Brief
Every entry in this listing should be written out exactly.

Input material
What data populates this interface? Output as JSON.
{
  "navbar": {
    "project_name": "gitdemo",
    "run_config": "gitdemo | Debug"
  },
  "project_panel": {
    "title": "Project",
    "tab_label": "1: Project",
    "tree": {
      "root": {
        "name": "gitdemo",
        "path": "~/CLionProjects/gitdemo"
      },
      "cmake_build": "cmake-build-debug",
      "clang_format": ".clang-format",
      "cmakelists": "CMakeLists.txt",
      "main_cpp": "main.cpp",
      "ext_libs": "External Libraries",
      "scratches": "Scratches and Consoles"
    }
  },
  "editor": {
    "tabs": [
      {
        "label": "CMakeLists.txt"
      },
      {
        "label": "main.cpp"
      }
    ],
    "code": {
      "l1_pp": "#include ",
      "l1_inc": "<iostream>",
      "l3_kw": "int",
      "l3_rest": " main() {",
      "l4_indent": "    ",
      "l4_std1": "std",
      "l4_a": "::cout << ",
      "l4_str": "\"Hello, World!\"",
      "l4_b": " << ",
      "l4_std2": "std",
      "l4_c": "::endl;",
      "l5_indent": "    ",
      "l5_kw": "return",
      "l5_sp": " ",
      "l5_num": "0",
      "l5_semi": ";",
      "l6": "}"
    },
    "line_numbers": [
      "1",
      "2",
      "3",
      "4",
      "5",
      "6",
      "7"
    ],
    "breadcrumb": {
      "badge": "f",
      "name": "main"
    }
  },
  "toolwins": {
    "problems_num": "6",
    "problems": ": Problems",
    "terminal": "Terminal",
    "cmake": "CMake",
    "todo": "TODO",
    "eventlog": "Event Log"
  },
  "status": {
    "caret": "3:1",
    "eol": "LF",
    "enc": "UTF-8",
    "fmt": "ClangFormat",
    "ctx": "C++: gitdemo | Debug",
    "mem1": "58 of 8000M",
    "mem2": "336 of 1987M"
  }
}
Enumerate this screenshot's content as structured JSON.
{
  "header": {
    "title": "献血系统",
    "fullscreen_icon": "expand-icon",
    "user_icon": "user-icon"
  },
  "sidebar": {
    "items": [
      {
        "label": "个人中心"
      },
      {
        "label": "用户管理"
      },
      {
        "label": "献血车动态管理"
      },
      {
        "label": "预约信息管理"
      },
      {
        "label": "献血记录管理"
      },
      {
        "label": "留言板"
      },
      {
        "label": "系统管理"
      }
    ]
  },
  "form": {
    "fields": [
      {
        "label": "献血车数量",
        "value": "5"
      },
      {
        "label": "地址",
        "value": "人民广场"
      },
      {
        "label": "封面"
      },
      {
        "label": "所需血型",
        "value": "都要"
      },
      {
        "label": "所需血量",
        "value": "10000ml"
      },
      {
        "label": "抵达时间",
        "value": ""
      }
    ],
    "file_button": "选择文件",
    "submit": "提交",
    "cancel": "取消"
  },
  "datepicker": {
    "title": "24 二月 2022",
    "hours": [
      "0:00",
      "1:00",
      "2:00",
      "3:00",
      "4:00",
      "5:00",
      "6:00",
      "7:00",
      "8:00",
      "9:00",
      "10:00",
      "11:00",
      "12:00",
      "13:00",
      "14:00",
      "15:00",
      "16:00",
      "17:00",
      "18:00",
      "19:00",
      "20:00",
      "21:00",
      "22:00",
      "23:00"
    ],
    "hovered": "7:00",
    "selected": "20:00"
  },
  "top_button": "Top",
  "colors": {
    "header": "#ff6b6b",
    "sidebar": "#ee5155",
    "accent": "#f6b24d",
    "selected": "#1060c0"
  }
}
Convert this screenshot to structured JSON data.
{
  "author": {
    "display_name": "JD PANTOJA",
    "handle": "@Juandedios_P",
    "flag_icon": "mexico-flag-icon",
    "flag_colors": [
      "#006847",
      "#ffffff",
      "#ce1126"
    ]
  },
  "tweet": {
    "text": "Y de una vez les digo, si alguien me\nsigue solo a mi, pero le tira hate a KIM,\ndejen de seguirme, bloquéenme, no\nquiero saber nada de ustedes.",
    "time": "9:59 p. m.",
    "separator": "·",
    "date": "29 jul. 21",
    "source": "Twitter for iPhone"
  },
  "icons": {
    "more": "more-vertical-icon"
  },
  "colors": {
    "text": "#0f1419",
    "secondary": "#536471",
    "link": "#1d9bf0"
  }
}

Reply
What data populates this interface? Output as JSON.
{
  "navbar": {
    "project_name": "gitdemo",
    "run_config": "gitdemo | Debug"
  },
  "project_panel": {
    "title": "Project",
    "tab_label": "1: Project",
    "tree": {
      "root": {
        "name": "gitdemo",
        "path": "~/CLionProjects/gitdemo"
      },
      "cmake_build": "cmake-build-debug",
      "clang_format": ".clang-format",
      "cmakelists": "CMakeLists.txt",
      "main_cpp": "main.cpp",
      "ext_libs": "External Libraries",
      "scratches": "Scratches and Consoles"
    }
  },
  "editor": {
    "tabs": [
      {
        "label": "CMakeLists.txt"
      },
      {
        "label": "main.cpp"
      }
    ],
    "code": {
      "l1_pp": "#include ",
      "l1_inc": "<iostream>",
      "l3_kw": "int",
      "l3_rest": " main() {",
      "l4_indent": "    ",
      "l4_std1": "std",
      "l4_a": "::cout << ",
      "l4_str": "\"Hello, World!\"",
      "l4_b": " << ",
      "l4_std2": "std",
      "l4_c": "::endl;",
      "l5_indent": "    ",
      "l5_kw": "return",
      "l5_sp": " ",
      "l5_num": "0",
      "l5_semi": ";",
      "l6": "}"
    },
    "line_numbers": [
      "1",
      "2",
      "3",
      "4",
      "5",
      "6",
      "7"
    ],
    "breadcrumb": {
      "badge": "f",
      "name": "main"
    }
  },
  "toolwins": {
    "problems_num": "6",
    "problems": ": Problems",
    "terminal": "Terminal",
    "cmake": "CMake",
    "todo": "TODO",
    "eventlog": "Event Log"
  },
  "status": {
    "caret": "3:1",
    "eol": "LF",
    "enc": "UTF-8",
    "fmt": "ClangFormat",
    "ctx": "C++: gitdemo | Debug",
    "mem1": "58 of 8000M",
    "mem2": "336 of 1987M"
  }
}
Enumerate this screenshot's content as structured JSON.
{
  "header": {
    "title": "献血系统",
    "fullscreen_icon": "expand-icon",
    "user_icon": "user-icon"
  },
  "sidebar": {
    "items": [
      {
        "label": "个人中心"
      },
      {
        "label": "用户管理"
      },
      {
        "label": "献血车动态管理"
      },
      {
        "label": "预约信息管理"
      },
      {
        "label": "献血记录管理"
      },
      {
        "label": "留言板"
      },
      {
        "label": "系统管理"
      }
    ]
  },
  "form": {
    "fields": [
      {
        "label": "献血车数量",
        "value": "5"
      },
      {
        "label": "地址",
        "value": "人民广场"
      },
      {
        "label": "封面"
      },
      {
        "label": "所需血型",
        "value": "都要"
      },
      {
        "label": "所需血量",
        "value": "10000ml"
      },
      {
        "label": "抵达时间",
        "value": ""
      }
    ],
    "file_button": "选择文件",
    "submit": "提交",
    "cancel": "取消"
  },
  "datepicker": {
    "title": "24 二月 2022",
    "hours": [
      "0:00",
      "1:00",
      "2:00",
      "3:00",
      "4:00",
      "5:00",
      "6:00",
      "7:00",
      "8:00",
      "9:00",
      "10:00",
      "11:00",
      "12:00",
      "13:00",
      "14:00",
      "15:00",
      "16:00",
      "17:00",
      "18:00",
      "19:00",
      "20:00",
      "21:00",
      "22:00",
      "23:00"
    ],
    "hovered": "7:00",
    "selected": "20:00"
  },
  "top_button": "Top",
  "colors": {
    "header": "#ff6b6b",
    "sidebar": "#ee5155",
    "accent": "#f6b24d",
    "selected": "#1060c0"
  }
}
Convert this screenshot to structured JSON data.
{
  "author": {
    "display_name": "JD PANTOJA",
    "handle": "@Juandedios_P",
    "flag_icon": "mexico-flag-icon",
    "flag_colors": [
      "#006847",
      "#ffffff",
      "#ce1126"
    ]
  },
  "tweet": {
    "text": "Y de una vez les digo, si alguien me\nsigue solo a mi, pero le tira hate a KIM,\ndejen de seguirme, bloquéenme, no\nquiero saber nada de ustedes.",
    "time": "9:59 p. m.",
    "separator": "·",
    "date": "29 jul. 21",
    "source": "Twitter for iPhone"
  },
  "icons": {
    "more": "more-vertical-icon"
  },
  "colors": {
    "text": "#0f1419",
    "secondary": "#536471",
    "link": "#1d9bf0"
  }
}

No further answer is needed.